Expensive? A regular room is 395 Sfr. ($284), a lake view room 495 Sfr. ($356), but the memories could be worth it: breakfast on your private terrace overlooking the lake; lunch in La Rotonde with a view of the garden, or in good weather, lunch in the garden at Piscine Beau Rivage; tastes of the world's greatest wines in the hotel's classy little Wine Bar; dinner in the lively, French-style bistro, Beau Rivage Café; a nightcap in the clubby, leather-chaired, dark wood-paneled English Bar, then to a sound sleep while lake breezes slip into your room through tall French doors. Between times you might try to squeeze in a few walks by the lake or a visit to the Olympic Museum, which can be reached on foot via a special path from the hotel.

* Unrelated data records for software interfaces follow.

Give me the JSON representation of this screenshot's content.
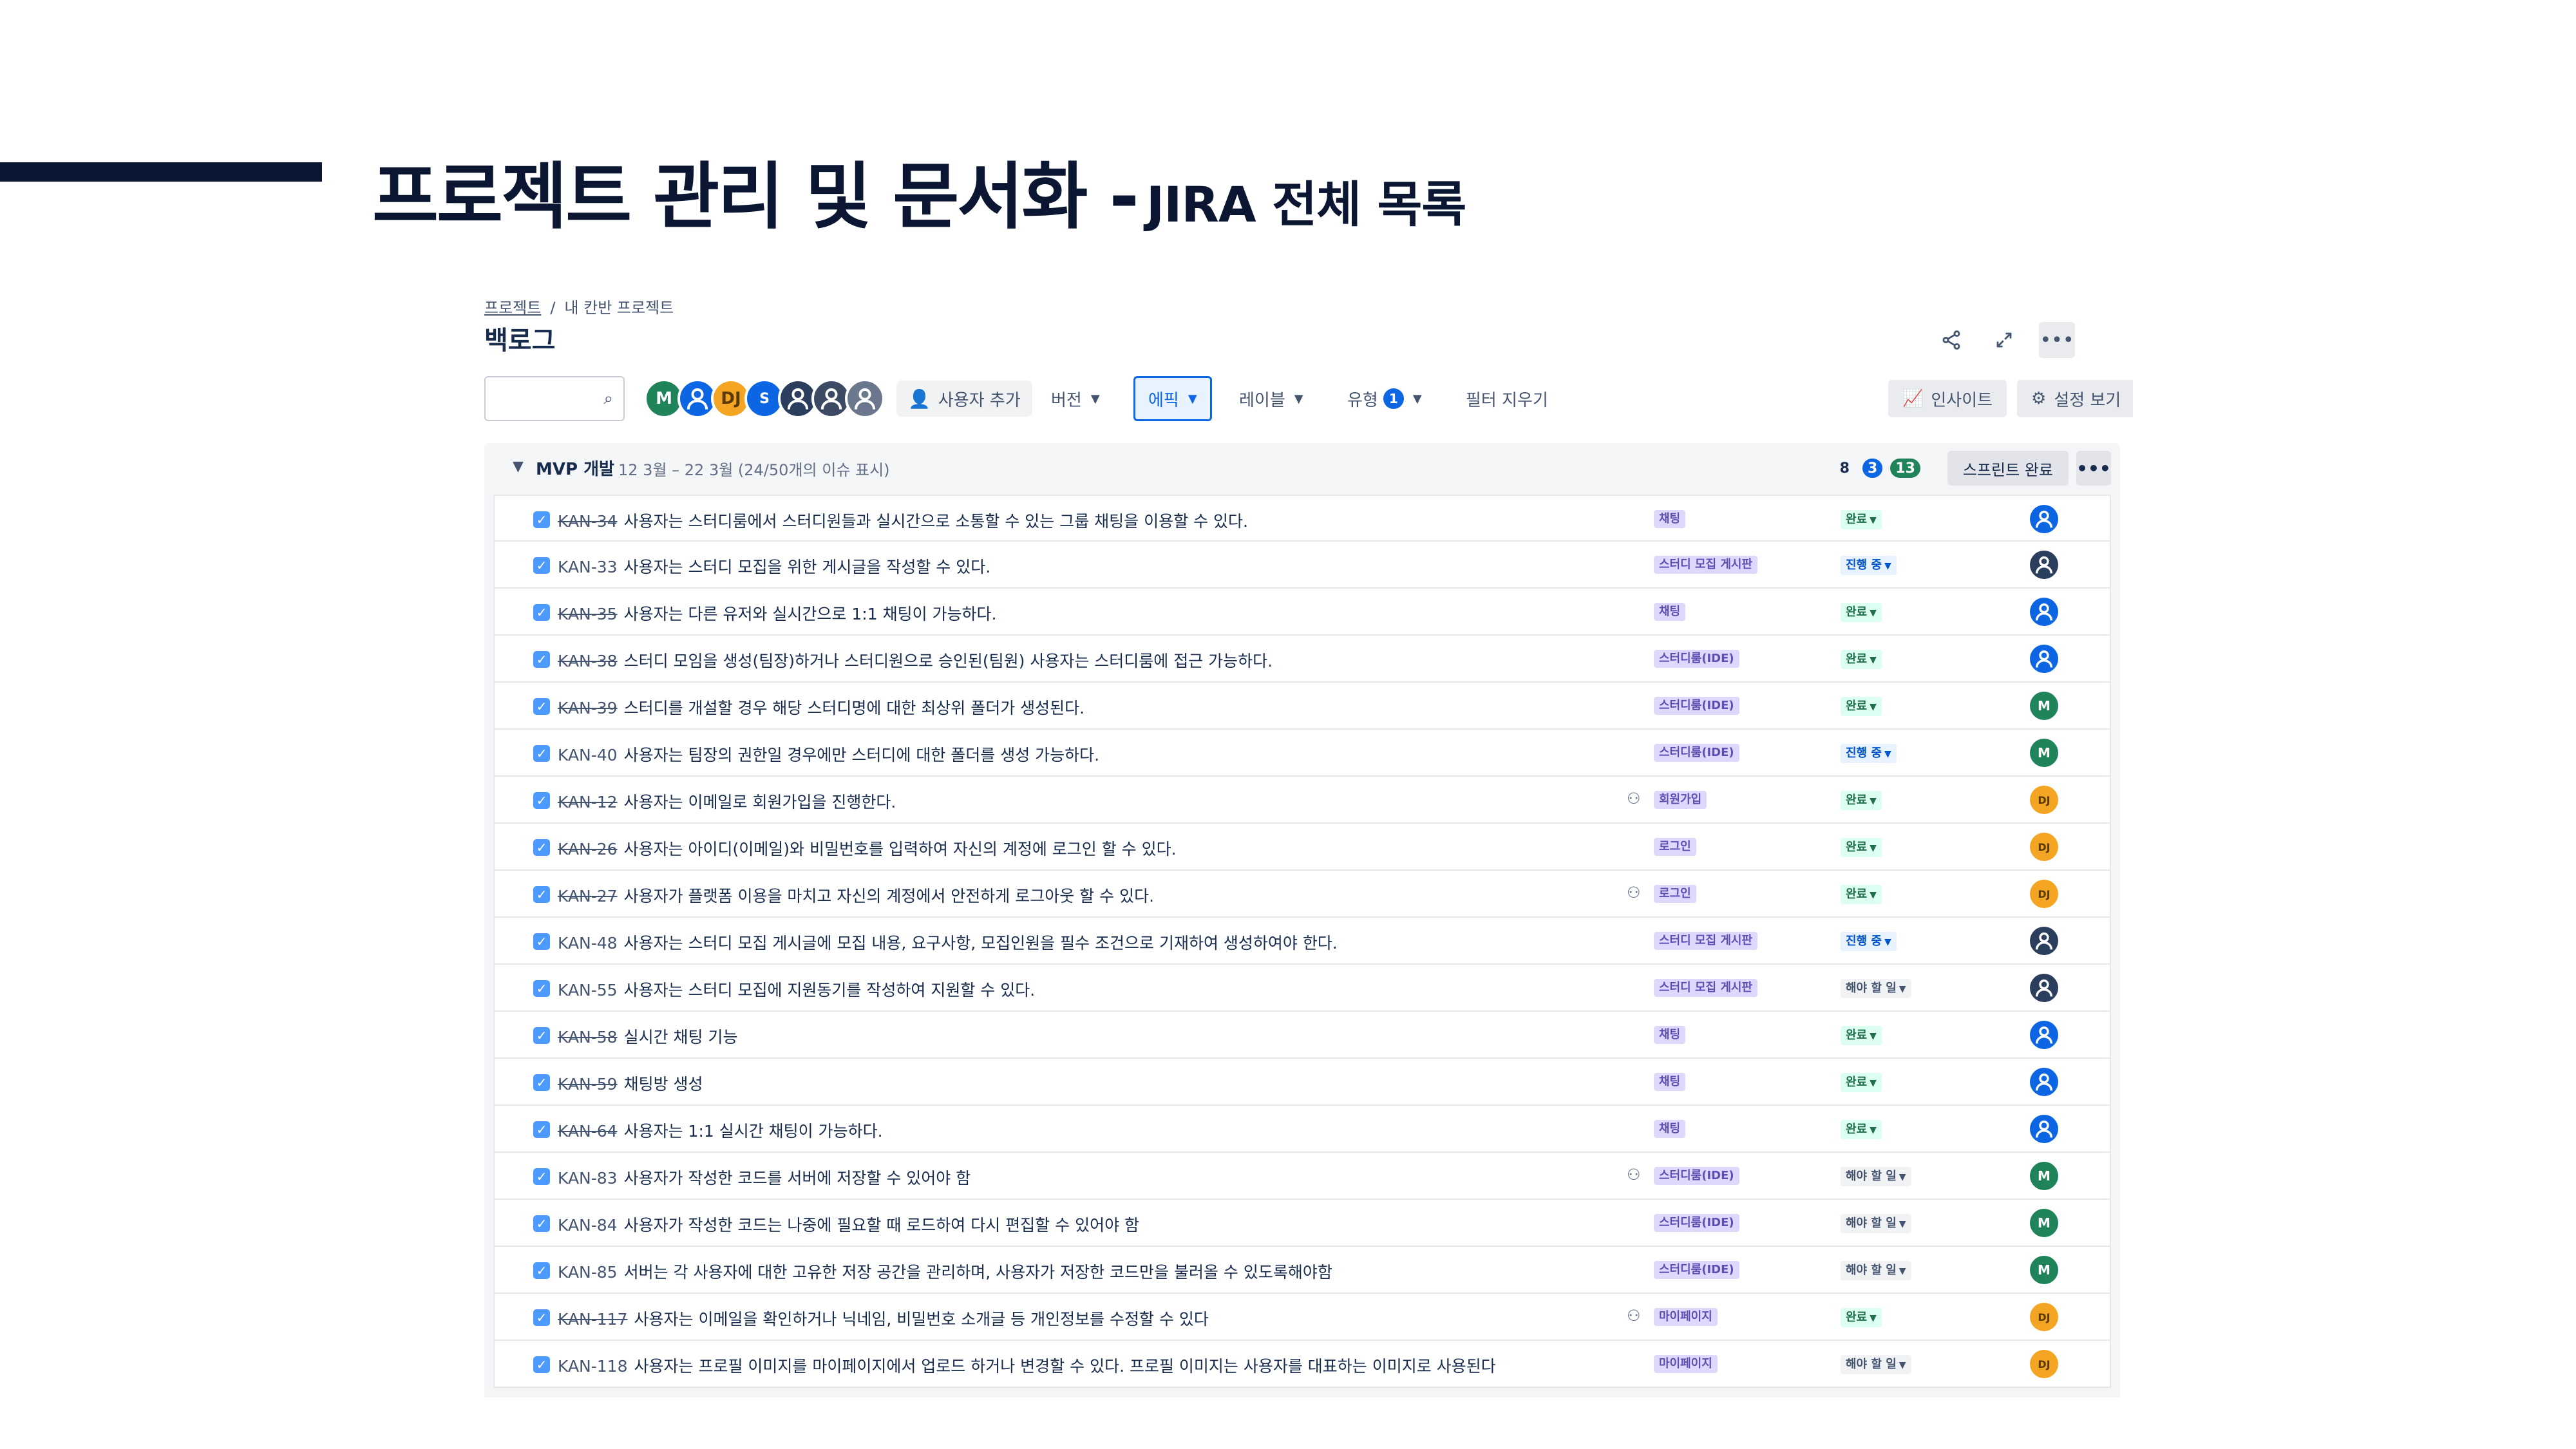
{
  "slide": {
    "title_main": "프로젝트 관리 및 문서화 -",
    "title_sub": "JIRA 전체 목록"
  },
  "breadcrumb": {
    "project": "프로젝트",
    "separator": "/",
    "board": "내 칸반 프로젝트"
  },
  "page_title": "백로그",
  "top_actions": {
    "share_icon": "share-icon",
    "expand_icon": "expand-icon",
    "more_icon": "more-icon"
  },
  "toolbar": {
    "search_placeholder": "",
    "avatars": [
      "M",
      "",
      "DJ",
      "S",
      "",
      "",
      ""
    ],
    "add_user": "사용자 추가",
    "version": "버전",
    "epic": "에픽",
    "label": "레이블",
    "type": "유형",
    "type_count": "1",
    "clear_filters": "필터 지우기",
    "insights": "인사이트",
    "view_settings": "설정 보기"
  },
  "sprint": {
    "name": "MVP 개발",
    "meta": "12 3월 – 22 3월  (24/50개의 이슈 표시)",
    "count_todo": "8",
    "count_progress": "3",
    "count_done": "13",
    "complete_label": "스프린트 완료"
  },
  "colors": {
    "accent_bar": "#0b1633",
    "primary": "#0c66e4",
    "done": "#1f845a",
    "epic_bg": "#dfd8fd"
  },
  "issues": [
    {
      "key": "KAN-34",
      "summary": "사용자는 스터디룸에서 스터디원들과 실시간으로 소통할 수 있는 그룹 채팅을 이용할 수 있다.",
      "epic": "채팅",
      "status": "완료",
      "done": true,
      "child": false,
      "assignee": "person",
      "assignee_color": "blue"
    },
    {
      "key": "KAN-33",
      "summary": "사용자는 스터디 모집을 위한 게시글을 작성할 수 있다.",
      "epic": "스터디 모집 게시판",
      "status": "진행 중",
      "done": false,
      "child": false,
      "assignee": "person",
      "assignee_color": "dark"
    },
    {
      "key": "KAN-35",
      "summary": "사용자는 다른 유저와 실시간으로 1:1 채팅이 가능하다.",
      "epic": "채팅",
      "status": "완료",
      "done": true,
      "child": false,
      "assignee": "person",
      "assignee_color": "blue"
    },
    {
      "key": "KAN-38",
      "summary": "스터디 모임을 생성(팀장)하거나 스터디원으로 승인된(팀원) 사용자는 스터디룸에 접근 가능하다.",
      "epic": "스터디룸(IDE)",
      "status": "완료",
      "done": true,
      "child": false,
      "assignee": "person",
      "assignee_color": "blue"
    },
    {
      "key": "KAN-39",
      "summary": "스터디를 개설할 경우 해당 스터디명에 대한 최상위 폴더가 생성된다.",
      "epic": "스터디룸(IDE)",
      "status": "완료",
      "done": true,
      "child": false,
      "assignee": "M",
      "assignee_color": "green"
    },
    {
      "key": "KAN-40",
      "summary": "사용자는 팀장의 권한일 경우에만 스터디에 대한 폴더를 생성 가능하다.",
      "epic": "스터디룸(IDE)",
      "status": "진행 중",
      "done": false,
      "child": false,
      "assignee": "M",
      "assignee_color": "green"
    },
    {
      "key": "KAN-12",
      "summary": "사용자는 이메일로 회원가입을 진행한다.",
      "epic": "회원가입",
      "status": "완료",
      "done": true,
      "child": true,
      "assignee": "DJ",
      "assignee_color": "orange"
    },
    {
      "key": "KAN-26",
      "summary": "사용자는 아이디(이메일)와 비밀번호를 입력하여 자신의 계정에 로그인 할 수 있다.",
      "epic": "로그인",
      "status": "완료",
      "done": true,
      "child": false,
      "assignee": "DJ",
      "assignee_color": "orange"
    },
    {
      "key": "KAN-27",
      "summary": "사용자가 플랫폼 이용을 마치고 자신의 계정에서 안전하게 로그아웃 할 수 있다.",
      "epic": "로그인",
      "status": "완료",
      "done": true,
      "child": true,
      "assignee": "DJ",
      "assignee_color": "orange"
    },
    {
      "key": "KAN-48",
      "summary": "사용자는 스터디 모집 게시글에 모집 내용, 요구사항, 모집인원을 필수 조건으로 기재하여 생성하여야 한다.",
      "epic": "스터디 모집 게시판",
      "status": "진행 중",
      "done": false,
      "child": false,
      "assignee": "person",
      "assignee_color": "dark"
    },
    {
      "key": "KAN-55",
      "summary": "사용자는 스터디 모집에 지원동기를 작성하여 지원할 수 있다.",
      "epic": "스터디 모집 게시판",
      "status": "해야 할 일",
      "done": false,
      "child": false,
      "assignee": "person",
      "assignee_color": "dark"
    },
    {
      "key": "KAN-58",
      "summary": "실시간 채팅 기능",
      "epic": "채팅",
      "status": "완료",
      "done": true,
      "child": false,
      "assignee": "person",
      "assignee_color": "blue"
    },
    {
      "key": "KAN-59",
      "summary": "채팅방 생성",
      "epic": "채팅",
      "status": "완료",
      "done": true,
      "child": false,
      "assignee": "person",
      "assignee_color": "blue"
    },
    {
      "key": "KAN-64",
      "summary": "사용자는 1:1 실시간 채팅이 가능하다.",
      "epic": "채팅",
      "status": "완료",
      "done": true,
      "child": false,
      "assignee": "person",
      "assignee_color": "blue"
    },
    {
      "key": "KAN-83",
      "summary": "사용자가 작성한 코드를 서버에 저장할 수 있어야 함",
      "epic": "스터디룸(IDE)",
      "status": "해야 할 일",
      "done": false,
      "child": true,
      "assignee": "M",
      "assignee_color": "green"
    },
    {
      "key": "KAN-84",
      "summary": "사용자가 작성한 코드는 나중에 필요할 때 로드하여 다시 편집할 수 있어야 함",
      "epic": "스터디룸(IDE)",
      "status": "해야 할 일",
      "done": false,
      "child": false,
      "assignee": "M",
      "assignee_color": "green"
    },
    {
      "key": "KAN-85",
      "summary": "서버는 각 사용자에 대한 고유한 저장 공간을 관리하며, 사용자가 저장한 코드만을 불러올 수 있도록해야함",
      "epic": "스터디룸(IDE)",
      "status": "해야 할 일",
      "done": false,
      "child": false,
      "assignee": "M",
      "assignee_color": "green"
    },
    {
      "key": "KAN-117",
      "summary": "사용자는 이메일을 확인하거나 닉네임, 비밀번호 소개글 등 개인정보를 수정할 수 있다",
      "epic": "마이페이지",
      "status": "완료",
      "done": true,
      "child": true,
      "assignee": "DJ",
      "assignee_color": "orange"
    },
    {
      "key": "KAN-118",
      "summary": "사용자는 프로필 이미지를 마이페이지에서 업로드 하거나 변경할 수 있다. 프로필 이미지는 사용자를 대표하는 이미지로 사용된다",
      "epic": "마이페이지",
      "status": "해야 할 일",
      "done": false,
      "child": false,
      "assignee": "DJ",
      "assignee_color": "orange"
    }
  ]
}
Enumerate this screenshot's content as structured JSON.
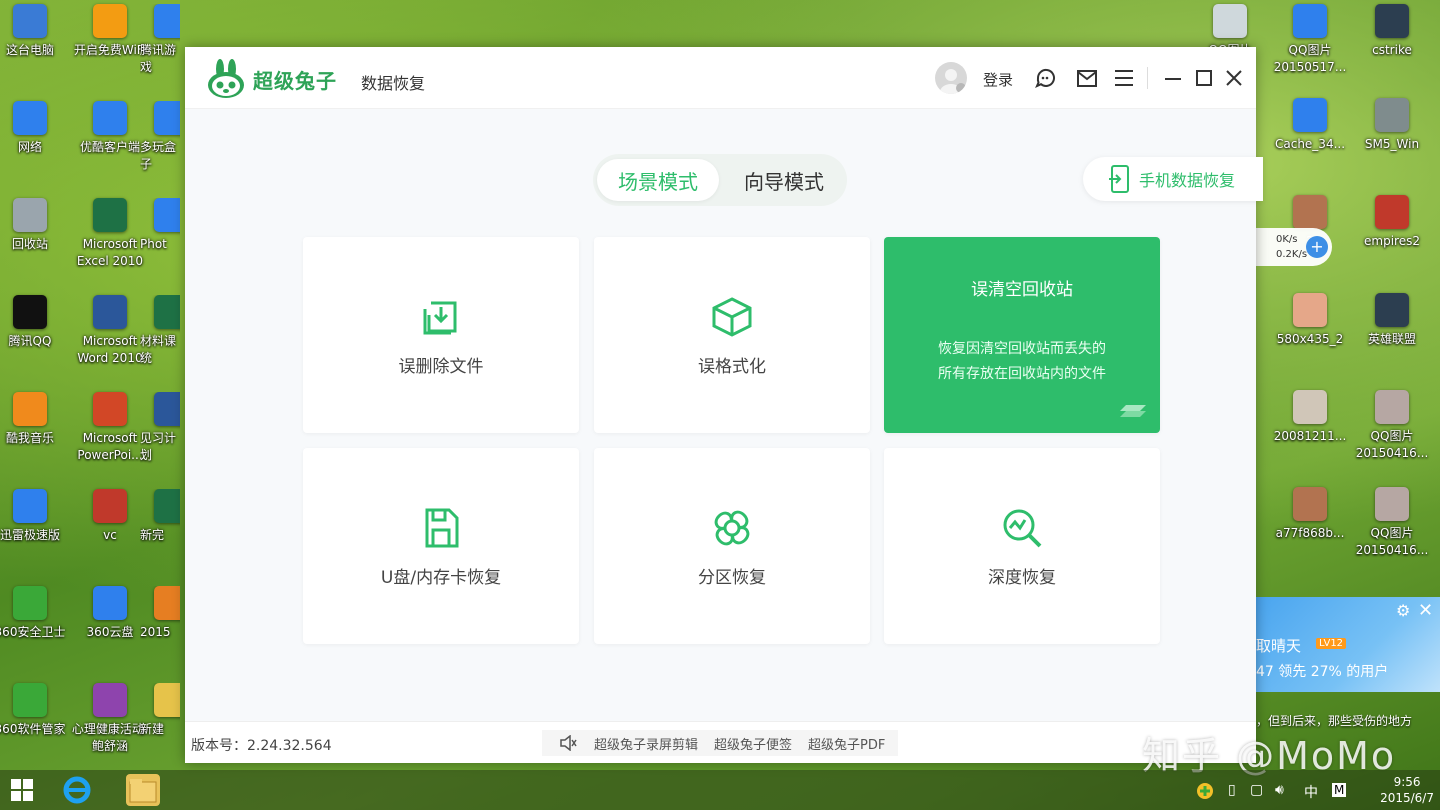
{
  "desktop_left": [
    {
      "label": "这台电脑",
      "color": "#3a7bd5"
    },
    {
      "label": "开启免费WiFi",
      "color": "#f39c12"
    },
    {
      "label": "腾讯游戏",
      "color": "#2f80ed"
    },
    {
      "label": "网络",
      "color": "#2f80ed"
    },
    {
      "label": "优酷客户端",
      "color": "#2f80ed"
    },
    {
      "label": "多玩盒子",
      "color": "#2f80ed"
    },
    {
      "label": "回收站",
      "color": "#9aa5ad"
    },
    {
      "label": "Microsoft Excel 2010",
      "color": "#1e7145"
    },
    {
      "label": "Phot",
      "color": "#2f80ed"
    },
    {
      "label": "腾讯QQ",
      "color": "#111111"
    },
    {
      "label": "Microsoft Word 2010",
      "color": "#2b579a"
    },
    {
      "label": "材料课统",
      "color": "#1e7145"
    },
    {
      "label": "酷我音乐",
      "color": "#f08a1c"
    },
    {
      "label": "Microsoft PowerPoi...",
      "color": "#d24726"
    },
    {
      "label": "见习计划",
      "color": "#2b579a"
    },
    {
      "label": "迅雷极速版",
      "color": "#2f80ed"
    },
    {
      "label": "vc",
      "color": "#c0392b"
    },
    {
      "label": "新完",
      "color": "#1e7145"
    },
    {
      "label": "360安全卫士",
      "color": "#3aa838"
    },
    {
      "label": "360云盘",
      "color": "#2f80ed"
    },
    {
      "label": "2015",
      "color": "#e67e22"
    },
    {
      "label": "360软件管家",
      "color": "#3aa838"
    },
    {
      "label": "心理健康活动-鲍舒涵",
      "color": "#8e44ad"
    },
    {
      "label": "新建",
      "color": "#e6c34a"
    }
  ],
  "desktop_right": [
    {
      "label": "QQ图片",
      "color": "#cfd8dc"
    },
    {
      "label": "QQ图片20150517...",
      "color": "#2f80ed"
    },
    {
      "label": "cstrike",
      "color": "#2c3e50"
    },
    {
      "label": "Cache_34...",
      "color": "#2f80ed"
    },
    {
      "label": "SM5_Win",
      "color": "#7f8c8d"
    },
    {
      "label": "2",
      "color": "#b27350"
    },
    {
      "label": "empires2",
      "color": "#c0392b"
    },
    {
      "label": "580x435_2",
      "color": "#e5a789"
    },
    {
      "label": "英雄联盟",
      "color": "#2c3e50"
    },
    {
      "label": "20081211...",
      "color": "#d0c6b8"
    },
    {
      "label": "QQ图片20150416...",
      "color": "#b6a7a3"
    },
    {
      "label": "a77f868b...",
      "color": "#b27350"
    },
    {
      "label": "QQ图片20150416...",
      "color": "#b6a7a3"
    }
  ],
  "app": {
    "brand": "超级兔子",
    "brand_sub": "数据恢复",
    "login": "登录",
    "modes": {
      "scene": "场景模式",
      "wizard": "向导模式"
    },
    "mobile_recovery": "手机数据恢复",
    "cards": [
      {
        "label": "误删除文件",
        "icon": "file-restore-icon"
      },
      {
        "label": "误格式化",
        "icon": "cube-icon"
      },
      {
        "title": "误清空回收站",
        "desc_line1": "恢复因清空回收站而丢失的",
        "desc_line2": "所有存放在回收站内的文件",
        "active": true
      },
      {
        "label": "U盘/内存卡恢复",
        "icon": "sd-card-icon"
      },
      {
        "label": "分区恢复",
        "icon": "partition-icon"
      },
      {
        "label": "深度恢复",
        "icon": "search-chart-icon"
      }
    ],
    "version": "版本号：2.24.32.564",
    "footer_links": [
      "超级兔子录屏剪辑",
      "超级兔子便签",
      "超级兔子PDF"
    ],
    "accent": "#2ebd6b"
  },
  "speed": {
    "up": "0K/s",
    "down": "0.2K/s"
  },
  "popup": {
    "name": "取晴天",
    "level": "LV12",
    "text": "47   领先 27% 的用户",
    "note": "，但到后来，那些受伤的地方"
  },
  "watermark": "知乎 @MoMo",
  "clock": {
    "time": "9:56",
    "date": "2015/6/7"
  },
  "tray_ime": "中"
}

Of course, the Beau Rivage offers all the five-star amenities: indoor-outdoor pool, tennis courts, hair stylists, fitness facilities, exclusive little shops, the three restaurants and the Bar Anglaise.
The hotel offers a three-night package that includes lake view accommodations, one dinner at Café Beau Rivage and one at La Rotonde, flowers and fruit basket in the room, half-bottle of champagne, buffet breakfast, and entrance to the Olympic Museum for 1725 Sfr. ($1241) for two persons and 1290 ($928) for one person.
Maybe this writer saw too many 50s and 60s movies with European "Grand Hotel" settings starring Fred Astaire, Cary Grant and Audrey Hepburn, but every couple of years there needs to be a European luxury hotel fix. The Beau Rivage fills the bill better than anyplace else.
• Daily Rates: Singles 340 to 550 Sfr. ($245-$396), doubles 395 to 650 Sfr. ($284-$467), junior suites from 810 ($583), suites from 1650 Sfr. ($1187). Breakfast is 32 Sfr. ($23). See special subscriber prices on page 7.
Contact: Beau Rivage Palace, CH-1000 Lausanne-Ouchy 6, tel. +41/021/613 3333, fax 613 3334. Book from the U.S. at 800-223-6800.
Rating: Quality 19.5/20